*The data*
-=-=-=-=-
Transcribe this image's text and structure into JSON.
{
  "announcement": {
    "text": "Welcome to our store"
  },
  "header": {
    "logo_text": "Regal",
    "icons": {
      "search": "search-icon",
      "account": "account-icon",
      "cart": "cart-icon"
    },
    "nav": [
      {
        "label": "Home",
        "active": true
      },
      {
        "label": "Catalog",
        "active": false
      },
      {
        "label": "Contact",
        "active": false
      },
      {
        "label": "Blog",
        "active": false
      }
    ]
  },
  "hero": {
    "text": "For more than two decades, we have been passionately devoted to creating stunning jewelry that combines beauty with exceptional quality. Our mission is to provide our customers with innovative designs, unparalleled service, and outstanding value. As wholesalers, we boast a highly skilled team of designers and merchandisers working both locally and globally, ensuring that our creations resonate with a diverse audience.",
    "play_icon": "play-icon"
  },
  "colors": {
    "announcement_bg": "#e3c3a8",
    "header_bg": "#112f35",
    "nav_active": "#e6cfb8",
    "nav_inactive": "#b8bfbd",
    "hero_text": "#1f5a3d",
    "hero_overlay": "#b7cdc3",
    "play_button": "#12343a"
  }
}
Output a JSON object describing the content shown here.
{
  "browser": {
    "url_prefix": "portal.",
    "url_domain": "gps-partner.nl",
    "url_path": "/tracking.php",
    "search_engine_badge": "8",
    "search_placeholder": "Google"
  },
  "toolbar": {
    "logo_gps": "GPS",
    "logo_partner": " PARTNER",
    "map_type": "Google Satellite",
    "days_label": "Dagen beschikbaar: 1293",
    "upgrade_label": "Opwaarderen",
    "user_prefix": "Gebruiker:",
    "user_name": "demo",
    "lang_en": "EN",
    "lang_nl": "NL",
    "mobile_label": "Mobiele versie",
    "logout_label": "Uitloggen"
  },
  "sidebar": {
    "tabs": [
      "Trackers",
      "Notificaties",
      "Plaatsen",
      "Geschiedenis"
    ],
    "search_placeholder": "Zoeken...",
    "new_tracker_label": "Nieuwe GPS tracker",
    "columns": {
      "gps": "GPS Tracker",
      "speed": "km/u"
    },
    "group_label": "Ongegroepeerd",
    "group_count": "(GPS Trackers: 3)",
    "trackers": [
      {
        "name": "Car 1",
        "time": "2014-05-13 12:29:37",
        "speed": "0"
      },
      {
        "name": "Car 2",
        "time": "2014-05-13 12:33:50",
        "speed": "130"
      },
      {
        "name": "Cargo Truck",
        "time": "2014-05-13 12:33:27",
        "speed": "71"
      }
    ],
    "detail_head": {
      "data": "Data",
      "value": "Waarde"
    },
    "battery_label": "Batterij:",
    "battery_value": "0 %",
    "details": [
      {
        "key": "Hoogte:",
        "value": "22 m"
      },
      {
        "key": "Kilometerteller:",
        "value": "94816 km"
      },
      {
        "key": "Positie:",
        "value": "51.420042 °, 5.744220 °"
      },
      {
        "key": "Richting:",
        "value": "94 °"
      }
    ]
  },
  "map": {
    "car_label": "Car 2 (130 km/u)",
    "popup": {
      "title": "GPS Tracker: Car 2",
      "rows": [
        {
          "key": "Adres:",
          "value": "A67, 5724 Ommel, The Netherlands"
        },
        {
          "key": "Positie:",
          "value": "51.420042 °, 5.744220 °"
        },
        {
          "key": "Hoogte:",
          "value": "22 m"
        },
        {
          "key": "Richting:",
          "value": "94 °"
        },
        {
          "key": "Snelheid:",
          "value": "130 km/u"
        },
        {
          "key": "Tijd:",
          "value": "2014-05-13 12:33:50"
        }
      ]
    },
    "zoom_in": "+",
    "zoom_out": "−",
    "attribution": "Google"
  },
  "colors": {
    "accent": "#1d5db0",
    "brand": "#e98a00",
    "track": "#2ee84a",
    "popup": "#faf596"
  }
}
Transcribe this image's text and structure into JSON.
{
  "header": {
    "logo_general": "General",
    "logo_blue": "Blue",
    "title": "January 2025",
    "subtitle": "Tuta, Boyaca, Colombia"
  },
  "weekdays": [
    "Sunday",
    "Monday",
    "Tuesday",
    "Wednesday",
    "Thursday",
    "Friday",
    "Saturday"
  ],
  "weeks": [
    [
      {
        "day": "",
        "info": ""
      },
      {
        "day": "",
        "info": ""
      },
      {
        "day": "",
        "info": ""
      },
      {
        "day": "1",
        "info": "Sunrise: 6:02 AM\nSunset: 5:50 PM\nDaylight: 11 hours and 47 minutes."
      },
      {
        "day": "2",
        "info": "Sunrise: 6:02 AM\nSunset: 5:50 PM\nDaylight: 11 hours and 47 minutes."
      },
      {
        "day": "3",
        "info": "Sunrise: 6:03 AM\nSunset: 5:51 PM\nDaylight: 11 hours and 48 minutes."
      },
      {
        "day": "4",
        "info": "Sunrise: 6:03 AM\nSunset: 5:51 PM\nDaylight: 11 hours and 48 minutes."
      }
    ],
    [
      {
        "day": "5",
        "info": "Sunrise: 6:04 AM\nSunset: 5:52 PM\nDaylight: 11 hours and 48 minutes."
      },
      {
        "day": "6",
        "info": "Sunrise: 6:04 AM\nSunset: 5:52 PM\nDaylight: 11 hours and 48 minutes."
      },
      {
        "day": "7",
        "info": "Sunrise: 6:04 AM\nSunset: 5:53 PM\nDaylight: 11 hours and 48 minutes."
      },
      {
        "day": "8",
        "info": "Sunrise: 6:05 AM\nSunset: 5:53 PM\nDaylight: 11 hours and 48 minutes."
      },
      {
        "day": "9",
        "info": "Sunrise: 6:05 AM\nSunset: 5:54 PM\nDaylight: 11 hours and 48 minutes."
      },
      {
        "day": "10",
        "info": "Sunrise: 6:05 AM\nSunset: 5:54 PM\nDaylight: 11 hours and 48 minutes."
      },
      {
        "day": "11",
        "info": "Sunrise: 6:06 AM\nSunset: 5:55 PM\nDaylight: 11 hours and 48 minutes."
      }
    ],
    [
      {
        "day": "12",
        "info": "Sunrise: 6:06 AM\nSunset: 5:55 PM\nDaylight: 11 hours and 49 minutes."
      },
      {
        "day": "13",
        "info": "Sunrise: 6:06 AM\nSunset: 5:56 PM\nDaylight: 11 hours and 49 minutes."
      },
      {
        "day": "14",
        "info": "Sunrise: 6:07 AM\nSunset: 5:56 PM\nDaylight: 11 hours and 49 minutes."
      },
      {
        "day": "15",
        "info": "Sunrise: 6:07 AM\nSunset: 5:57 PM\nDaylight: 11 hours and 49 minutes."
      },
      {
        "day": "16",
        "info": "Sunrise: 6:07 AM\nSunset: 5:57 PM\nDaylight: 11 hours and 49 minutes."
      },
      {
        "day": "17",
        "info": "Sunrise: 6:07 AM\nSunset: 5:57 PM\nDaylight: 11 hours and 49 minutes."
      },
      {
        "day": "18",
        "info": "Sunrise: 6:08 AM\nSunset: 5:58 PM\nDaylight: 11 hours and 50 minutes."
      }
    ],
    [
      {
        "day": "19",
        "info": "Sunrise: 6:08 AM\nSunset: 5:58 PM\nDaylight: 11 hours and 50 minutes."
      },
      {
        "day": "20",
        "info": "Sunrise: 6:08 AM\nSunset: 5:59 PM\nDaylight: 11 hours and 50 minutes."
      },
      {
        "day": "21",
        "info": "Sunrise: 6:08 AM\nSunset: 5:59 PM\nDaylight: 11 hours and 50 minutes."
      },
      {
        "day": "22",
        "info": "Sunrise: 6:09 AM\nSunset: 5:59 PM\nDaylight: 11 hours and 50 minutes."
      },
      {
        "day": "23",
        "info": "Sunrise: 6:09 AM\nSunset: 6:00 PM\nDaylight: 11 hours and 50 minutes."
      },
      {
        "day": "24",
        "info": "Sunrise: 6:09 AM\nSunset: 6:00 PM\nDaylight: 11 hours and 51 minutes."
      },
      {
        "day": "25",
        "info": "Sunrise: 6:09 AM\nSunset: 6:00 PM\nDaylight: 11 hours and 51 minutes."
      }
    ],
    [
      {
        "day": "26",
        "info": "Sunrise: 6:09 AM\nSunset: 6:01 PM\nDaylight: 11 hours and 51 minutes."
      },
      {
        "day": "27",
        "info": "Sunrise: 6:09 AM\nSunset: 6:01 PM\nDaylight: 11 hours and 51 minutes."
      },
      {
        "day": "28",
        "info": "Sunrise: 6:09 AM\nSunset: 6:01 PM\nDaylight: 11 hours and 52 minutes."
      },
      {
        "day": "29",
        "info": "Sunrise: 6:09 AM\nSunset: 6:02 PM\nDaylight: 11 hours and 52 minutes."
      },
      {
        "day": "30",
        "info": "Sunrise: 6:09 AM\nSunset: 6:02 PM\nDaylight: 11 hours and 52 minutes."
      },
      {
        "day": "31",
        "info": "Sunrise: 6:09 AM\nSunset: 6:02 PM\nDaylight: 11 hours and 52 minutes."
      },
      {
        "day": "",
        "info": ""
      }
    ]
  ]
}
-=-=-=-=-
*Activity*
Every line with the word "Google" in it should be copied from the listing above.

*Your response*
    "search_placeholder": "Google"
    "map_type": "Google Satellite",
    "attribution": "Google"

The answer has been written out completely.